"I think it will be special, first of all for the fans, the staff, the players, everyone who loves Tottenham", he said.
Levy said it had been "an huge journey", adding that it was "a great time to be a Spurs fan". I could feel the rays of the sun through the sleeves of my sweatshirt. For a long-standing lover of any club to exit what is a kind of second home, is to feel the loss of friends and family who first guided us through the turnstiles and into the tribe - it is to feel old.
"When the new era and stadium arrive there will be different expectations but, most important, always in our memory will be White Hart Lane, the soul and the smell".
And it's this potential which Spurs have to hone in on in years to come, especially as they are going to endure a tricky few seasons given that they'll be at Wembley next term, and then move to a new stadium the season after.
"Because I am a very sensitive person and so emotional, it will be hard not to cry on Sunday", Pochettino said.
White Hart Lane, the home of Spurs for more than 100 years, will be demolished following the game against Manchester United on Sunday.

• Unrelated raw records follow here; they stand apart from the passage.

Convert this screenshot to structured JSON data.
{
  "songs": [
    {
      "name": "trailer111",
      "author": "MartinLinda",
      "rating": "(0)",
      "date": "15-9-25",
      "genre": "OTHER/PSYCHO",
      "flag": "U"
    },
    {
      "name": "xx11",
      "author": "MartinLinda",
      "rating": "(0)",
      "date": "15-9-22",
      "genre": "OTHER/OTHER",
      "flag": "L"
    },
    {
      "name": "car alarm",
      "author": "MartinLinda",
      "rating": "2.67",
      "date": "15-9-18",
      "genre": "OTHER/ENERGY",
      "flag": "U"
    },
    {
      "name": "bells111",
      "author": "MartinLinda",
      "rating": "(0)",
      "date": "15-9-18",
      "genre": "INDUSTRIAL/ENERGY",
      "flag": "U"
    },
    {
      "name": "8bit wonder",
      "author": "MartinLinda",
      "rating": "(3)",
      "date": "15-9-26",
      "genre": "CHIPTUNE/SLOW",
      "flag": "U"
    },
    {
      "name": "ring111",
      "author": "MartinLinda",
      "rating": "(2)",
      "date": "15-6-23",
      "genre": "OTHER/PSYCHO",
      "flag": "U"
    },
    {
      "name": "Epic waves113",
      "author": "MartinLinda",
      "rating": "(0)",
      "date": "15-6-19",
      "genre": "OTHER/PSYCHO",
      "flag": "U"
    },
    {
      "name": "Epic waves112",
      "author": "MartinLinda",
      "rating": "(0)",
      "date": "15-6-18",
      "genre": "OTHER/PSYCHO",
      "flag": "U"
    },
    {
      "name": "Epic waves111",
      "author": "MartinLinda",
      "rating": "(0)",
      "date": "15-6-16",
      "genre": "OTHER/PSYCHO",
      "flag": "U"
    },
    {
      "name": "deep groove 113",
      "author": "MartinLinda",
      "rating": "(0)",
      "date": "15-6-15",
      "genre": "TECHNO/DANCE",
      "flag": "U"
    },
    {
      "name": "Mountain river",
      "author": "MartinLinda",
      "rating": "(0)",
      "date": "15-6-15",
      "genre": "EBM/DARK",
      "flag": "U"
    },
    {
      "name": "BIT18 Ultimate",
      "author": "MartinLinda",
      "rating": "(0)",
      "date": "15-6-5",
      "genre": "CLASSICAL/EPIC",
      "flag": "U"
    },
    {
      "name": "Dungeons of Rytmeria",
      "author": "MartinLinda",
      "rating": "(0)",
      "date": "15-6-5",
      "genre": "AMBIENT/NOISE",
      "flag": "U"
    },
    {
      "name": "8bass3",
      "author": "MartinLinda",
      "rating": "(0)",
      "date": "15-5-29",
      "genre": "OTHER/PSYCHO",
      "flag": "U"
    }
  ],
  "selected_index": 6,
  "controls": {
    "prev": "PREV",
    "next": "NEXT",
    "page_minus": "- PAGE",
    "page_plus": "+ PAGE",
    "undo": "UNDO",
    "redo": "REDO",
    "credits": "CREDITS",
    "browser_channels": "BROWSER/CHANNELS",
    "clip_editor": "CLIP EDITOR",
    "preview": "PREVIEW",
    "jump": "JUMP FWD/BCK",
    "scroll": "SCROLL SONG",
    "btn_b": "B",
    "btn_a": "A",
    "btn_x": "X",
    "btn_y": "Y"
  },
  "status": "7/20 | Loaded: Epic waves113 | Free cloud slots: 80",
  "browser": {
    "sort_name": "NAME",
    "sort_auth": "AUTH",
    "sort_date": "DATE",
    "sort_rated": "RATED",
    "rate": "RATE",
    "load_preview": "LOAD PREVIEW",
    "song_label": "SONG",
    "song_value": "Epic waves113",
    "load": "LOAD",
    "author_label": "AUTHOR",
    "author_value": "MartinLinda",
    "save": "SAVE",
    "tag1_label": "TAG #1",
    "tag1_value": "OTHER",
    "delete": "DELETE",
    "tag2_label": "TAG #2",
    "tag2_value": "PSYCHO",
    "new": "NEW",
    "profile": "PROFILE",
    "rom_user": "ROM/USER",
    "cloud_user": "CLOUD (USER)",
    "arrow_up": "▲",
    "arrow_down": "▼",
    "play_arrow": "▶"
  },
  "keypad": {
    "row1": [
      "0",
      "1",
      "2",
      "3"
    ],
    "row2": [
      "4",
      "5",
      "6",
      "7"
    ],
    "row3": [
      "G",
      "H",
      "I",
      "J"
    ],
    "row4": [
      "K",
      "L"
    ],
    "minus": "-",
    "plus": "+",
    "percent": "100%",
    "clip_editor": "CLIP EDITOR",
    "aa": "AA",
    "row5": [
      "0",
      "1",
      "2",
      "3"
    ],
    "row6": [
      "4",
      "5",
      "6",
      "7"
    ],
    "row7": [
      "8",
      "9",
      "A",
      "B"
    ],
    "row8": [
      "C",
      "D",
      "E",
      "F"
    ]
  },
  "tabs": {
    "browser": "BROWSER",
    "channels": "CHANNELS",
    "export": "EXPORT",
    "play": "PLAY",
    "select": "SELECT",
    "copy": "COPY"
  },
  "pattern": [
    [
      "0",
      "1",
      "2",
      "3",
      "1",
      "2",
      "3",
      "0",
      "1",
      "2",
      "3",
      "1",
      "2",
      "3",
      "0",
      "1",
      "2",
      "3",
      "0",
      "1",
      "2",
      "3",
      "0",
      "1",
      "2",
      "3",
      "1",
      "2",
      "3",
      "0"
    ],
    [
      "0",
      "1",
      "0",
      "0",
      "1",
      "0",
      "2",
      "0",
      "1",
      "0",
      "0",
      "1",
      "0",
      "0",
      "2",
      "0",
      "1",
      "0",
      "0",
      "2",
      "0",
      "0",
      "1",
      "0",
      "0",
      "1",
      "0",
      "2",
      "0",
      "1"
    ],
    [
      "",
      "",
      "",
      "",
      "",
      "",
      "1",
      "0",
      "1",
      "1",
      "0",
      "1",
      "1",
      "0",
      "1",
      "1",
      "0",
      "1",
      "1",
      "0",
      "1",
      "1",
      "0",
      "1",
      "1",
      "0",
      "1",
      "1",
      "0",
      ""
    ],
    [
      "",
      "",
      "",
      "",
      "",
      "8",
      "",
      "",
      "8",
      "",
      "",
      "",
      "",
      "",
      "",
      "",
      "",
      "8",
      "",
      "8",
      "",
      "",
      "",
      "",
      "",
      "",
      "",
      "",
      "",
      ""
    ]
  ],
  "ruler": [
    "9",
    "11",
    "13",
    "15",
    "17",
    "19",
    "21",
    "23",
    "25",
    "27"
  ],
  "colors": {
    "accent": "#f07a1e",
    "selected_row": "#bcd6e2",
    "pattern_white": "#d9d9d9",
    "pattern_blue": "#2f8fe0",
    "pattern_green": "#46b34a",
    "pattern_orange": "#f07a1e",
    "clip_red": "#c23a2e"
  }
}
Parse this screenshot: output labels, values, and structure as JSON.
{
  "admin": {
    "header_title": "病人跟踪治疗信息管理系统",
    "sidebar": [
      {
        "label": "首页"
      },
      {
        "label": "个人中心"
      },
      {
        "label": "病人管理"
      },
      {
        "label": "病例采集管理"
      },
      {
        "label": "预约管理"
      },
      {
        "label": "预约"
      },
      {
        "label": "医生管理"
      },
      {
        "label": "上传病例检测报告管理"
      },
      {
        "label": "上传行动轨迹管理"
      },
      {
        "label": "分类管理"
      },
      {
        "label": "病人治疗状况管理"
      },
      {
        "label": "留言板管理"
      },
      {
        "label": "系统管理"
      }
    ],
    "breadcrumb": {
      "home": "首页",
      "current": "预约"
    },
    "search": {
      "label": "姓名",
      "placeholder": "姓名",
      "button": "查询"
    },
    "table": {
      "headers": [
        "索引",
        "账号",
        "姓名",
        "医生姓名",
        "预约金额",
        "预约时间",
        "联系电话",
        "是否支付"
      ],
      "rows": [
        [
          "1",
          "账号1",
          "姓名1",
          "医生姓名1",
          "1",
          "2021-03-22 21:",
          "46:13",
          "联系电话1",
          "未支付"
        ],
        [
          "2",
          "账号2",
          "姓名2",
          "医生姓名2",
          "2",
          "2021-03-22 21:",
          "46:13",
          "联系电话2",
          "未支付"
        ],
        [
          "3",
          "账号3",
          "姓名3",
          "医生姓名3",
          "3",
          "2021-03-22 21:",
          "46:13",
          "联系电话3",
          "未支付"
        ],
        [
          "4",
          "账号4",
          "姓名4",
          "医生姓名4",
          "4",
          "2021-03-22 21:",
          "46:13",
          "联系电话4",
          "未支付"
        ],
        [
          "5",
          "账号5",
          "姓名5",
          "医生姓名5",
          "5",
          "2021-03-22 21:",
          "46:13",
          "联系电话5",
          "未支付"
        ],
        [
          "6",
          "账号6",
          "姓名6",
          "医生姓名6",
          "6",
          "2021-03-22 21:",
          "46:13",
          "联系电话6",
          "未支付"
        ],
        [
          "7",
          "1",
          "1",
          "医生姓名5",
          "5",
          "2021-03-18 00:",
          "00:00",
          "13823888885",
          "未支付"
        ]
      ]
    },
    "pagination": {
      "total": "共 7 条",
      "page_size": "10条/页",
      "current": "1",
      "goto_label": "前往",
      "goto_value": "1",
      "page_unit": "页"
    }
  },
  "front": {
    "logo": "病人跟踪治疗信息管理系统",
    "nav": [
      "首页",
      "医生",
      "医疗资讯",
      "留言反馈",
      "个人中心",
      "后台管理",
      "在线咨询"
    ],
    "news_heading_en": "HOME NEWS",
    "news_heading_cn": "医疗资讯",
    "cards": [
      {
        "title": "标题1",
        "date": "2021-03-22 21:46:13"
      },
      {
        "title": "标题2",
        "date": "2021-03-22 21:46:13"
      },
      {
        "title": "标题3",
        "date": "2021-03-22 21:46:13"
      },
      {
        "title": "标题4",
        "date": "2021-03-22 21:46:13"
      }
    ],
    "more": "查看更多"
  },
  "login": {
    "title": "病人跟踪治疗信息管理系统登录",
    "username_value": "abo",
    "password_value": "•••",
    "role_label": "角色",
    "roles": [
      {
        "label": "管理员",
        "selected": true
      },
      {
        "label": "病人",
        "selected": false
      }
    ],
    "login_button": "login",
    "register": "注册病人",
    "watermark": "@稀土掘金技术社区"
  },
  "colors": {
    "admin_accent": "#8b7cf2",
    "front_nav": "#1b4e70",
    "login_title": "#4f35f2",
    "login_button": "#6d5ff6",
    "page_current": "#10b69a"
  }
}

"But we have other players to cope with that". We have been competing against teams with matchday revenues that far outstrip ours and a restricted capacity that has meant our growing fanbase has not been able to get to games. Yes there's a fantastic new stadium over the horizon - literally - but for now, it's all about saying goodbye to the Lane.
There is little doubt that White Hart Lane has been an incredible home for Spurs this season - where they have the best home record in the Premier League. You couldn't build a stadium like it now because of how high those banks are.

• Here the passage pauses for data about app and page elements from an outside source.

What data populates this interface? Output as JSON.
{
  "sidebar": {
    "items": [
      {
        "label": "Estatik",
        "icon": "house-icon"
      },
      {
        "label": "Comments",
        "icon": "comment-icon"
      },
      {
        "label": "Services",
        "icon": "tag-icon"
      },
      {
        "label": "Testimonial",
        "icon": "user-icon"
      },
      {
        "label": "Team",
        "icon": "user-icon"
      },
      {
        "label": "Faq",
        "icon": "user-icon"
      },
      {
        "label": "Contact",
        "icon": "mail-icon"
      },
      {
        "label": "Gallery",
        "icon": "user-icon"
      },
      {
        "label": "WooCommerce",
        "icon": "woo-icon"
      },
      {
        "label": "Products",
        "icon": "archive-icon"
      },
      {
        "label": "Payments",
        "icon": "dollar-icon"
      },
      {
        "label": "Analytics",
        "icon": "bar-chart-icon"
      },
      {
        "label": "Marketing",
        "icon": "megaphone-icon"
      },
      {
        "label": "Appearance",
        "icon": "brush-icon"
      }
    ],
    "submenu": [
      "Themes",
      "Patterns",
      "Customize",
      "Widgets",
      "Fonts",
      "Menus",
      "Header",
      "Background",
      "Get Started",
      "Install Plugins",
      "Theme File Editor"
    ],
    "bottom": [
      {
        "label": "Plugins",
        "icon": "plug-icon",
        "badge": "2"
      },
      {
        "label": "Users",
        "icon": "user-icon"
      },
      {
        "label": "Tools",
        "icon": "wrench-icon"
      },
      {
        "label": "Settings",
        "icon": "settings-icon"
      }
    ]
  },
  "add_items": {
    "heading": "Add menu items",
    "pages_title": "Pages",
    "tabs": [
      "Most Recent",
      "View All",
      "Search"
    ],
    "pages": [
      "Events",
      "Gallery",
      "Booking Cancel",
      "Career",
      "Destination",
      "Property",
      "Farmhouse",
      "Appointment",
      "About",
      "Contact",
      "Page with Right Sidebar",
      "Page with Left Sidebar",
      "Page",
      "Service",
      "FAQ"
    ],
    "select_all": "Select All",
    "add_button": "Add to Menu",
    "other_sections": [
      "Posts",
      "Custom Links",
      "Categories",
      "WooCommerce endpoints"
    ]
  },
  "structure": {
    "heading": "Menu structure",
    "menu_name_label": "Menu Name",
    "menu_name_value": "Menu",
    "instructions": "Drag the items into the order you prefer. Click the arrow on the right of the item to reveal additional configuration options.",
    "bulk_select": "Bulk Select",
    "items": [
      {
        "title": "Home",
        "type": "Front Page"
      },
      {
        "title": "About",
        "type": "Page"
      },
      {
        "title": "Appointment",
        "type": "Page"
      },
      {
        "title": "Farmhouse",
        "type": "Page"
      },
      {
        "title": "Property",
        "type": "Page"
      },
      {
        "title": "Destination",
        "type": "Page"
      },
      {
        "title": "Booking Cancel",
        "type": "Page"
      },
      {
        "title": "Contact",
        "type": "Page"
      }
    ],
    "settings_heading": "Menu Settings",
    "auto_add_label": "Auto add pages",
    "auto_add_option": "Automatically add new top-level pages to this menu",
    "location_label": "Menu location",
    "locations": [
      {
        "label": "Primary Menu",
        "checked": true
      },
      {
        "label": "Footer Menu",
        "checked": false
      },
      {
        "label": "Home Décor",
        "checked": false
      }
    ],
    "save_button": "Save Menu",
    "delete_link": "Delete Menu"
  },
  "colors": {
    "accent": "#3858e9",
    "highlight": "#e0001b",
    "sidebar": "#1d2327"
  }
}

Time can wait for no man, especially where Pochettino's impatient improvers are concerned, and the demolition of White Hart Lane starts on Monday.
After a 1-1 draw at the Emirates Stadium, Tottenham were underdogs against an Arsenal side they hadn't beaten since 1999.
Only Stoke, Man United and Middlesbrough have drawn more games than Liverpool this season, though West Ham have only been involved in one less stalemate (nine overall).
"But White Hart Lane, it's the view, that's what I'll miss; being able to look at parts of the pitch pre-game and see the places where Danny Rose hit his volley against Arsenal or where Gareth Bale tore Maicon apart!"
"But I think it's about building a special feeling here at the club. It was always more about the view when you reached the top". I didn't realize that until the next time I saw White Hart Lane on television two weeks later back home in NY.